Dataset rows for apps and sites
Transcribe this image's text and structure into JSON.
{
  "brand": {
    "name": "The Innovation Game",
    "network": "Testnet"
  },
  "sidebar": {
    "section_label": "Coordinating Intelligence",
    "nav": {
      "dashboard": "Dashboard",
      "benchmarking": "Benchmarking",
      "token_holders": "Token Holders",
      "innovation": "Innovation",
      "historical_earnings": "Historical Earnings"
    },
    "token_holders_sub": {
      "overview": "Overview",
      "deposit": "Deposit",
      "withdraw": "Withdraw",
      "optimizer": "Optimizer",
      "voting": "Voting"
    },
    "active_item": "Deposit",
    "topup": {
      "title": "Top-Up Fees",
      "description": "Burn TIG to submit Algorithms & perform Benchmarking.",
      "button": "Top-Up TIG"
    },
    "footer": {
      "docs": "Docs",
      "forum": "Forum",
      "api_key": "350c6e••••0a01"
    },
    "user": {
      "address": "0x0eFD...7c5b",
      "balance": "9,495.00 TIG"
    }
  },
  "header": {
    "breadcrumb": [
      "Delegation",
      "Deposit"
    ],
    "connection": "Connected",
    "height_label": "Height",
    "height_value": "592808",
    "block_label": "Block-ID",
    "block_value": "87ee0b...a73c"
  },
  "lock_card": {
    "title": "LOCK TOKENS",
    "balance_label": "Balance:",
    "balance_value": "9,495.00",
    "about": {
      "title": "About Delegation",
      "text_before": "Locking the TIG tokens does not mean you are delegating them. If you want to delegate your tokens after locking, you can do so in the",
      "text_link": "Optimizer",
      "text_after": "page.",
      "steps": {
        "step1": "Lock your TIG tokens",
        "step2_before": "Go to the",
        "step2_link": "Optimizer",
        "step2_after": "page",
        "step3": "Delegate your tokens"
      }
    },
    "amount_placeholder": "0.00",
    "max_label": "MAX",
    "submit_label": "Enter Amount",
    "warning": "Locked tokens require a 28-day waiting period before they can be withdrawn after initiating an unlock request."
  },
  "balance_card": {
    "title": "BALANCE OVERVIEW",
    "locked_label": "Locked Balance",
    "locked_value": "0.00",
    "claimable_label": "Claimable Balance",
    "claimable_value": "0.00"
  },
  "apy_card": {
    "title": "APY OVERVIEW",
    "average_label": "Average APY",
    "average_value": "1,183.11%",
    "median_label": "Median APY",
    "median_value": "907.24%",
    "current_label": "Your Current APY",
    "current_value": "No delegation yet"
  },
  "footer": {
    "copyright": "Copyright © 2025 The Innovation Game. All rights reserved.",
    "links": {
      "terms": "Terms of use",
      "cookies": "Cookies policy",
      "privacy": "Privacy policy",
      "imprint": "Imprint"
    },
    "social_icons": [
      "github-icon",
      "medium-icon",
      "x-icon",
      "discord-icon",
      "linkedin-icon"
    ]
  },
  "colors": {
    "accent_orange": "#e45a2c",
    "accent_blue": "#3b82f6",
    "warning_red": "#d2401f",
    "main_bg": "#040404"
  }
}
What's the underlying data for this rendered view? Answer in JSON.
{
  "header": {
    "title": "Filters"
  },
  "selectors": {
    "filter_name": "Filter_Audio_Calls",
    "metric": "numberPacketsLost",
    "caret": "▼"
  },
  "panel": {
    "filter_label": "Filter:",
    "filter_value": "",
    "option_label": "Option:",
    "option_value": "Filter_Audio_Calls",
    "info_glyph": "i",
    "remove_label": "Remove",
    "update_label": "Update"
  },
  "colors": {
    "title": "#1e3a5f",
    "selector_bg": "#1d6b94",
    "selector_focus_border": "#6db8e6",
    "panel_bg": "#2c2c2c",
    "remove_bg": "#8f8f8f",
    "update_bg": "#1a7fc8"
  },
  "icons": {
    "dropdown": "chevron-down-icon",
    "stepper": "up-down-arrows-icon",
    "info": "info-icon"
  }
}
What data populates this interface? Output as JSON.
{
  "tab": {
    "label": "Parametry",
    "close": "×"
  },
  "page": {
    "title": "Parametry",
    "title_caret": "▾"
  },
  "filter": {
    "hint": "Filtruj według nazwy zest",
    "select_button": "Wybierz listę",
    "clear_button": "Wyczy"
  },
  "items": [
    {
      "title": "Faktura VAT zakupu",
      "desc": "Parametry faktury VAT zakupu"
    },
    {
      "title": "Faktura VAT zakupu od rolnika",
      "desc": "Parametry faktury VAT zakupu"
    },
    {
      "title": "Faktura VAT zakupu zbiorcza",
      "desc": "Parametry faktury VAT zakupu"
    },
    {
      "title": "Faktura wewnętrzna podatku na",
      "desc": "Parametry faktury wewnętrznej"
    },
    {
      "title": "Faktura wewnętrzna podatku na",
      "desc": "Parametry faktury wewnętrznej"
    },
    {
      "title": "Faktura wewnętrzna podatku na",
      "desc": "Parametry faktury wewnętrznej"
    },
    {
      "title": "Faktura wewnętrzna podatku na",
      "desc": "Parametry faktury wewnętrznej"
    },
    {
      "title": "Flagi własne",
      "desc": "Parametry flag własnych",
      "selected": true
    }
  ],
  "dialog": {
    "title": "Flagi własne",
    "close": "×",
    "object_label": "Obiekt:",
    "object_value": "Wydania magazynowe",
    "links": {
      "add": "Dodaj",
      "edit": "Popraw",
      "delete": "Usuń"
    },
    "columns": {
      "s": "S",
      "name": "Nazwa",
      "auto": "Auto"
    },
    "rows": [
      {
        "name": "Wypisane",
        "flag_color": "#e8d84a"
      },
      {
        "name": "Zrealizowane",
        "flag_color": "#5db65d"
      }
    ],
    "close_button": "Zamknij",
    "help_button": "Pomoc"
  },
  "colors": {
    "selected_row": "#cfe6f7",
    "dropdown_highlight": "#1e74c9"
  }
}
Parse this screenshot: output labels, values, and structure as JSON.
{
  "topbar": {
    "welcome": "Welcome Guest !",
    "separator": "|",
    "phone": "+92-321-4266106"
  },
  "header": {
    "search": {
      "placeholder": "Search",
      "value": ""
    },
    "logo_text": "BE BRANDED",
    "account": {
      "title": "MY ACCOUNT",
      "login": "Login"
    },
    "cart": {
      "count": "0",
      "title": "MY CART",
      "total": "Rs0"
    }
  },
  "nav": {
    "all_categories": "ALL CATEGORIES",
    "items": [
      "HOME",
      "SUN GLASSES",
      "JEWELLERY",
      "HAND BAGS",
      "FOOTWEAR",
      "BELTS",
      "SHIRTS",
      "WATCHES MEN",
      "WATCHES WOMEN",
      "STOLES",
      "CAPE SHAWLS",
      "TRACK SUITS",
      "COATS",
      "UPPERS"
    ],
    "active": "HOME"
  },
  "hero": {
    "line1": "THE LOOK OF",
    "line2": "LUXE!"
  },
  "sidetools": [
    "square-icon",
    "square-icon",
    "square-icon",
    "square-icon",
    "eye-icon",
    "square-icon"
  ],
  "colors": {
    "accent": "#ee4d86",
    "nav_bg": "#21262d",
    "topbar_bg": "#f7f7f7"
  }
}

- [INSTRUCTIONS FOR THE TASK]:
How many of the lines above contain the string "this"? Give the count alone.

- [TASK RESULT]:
4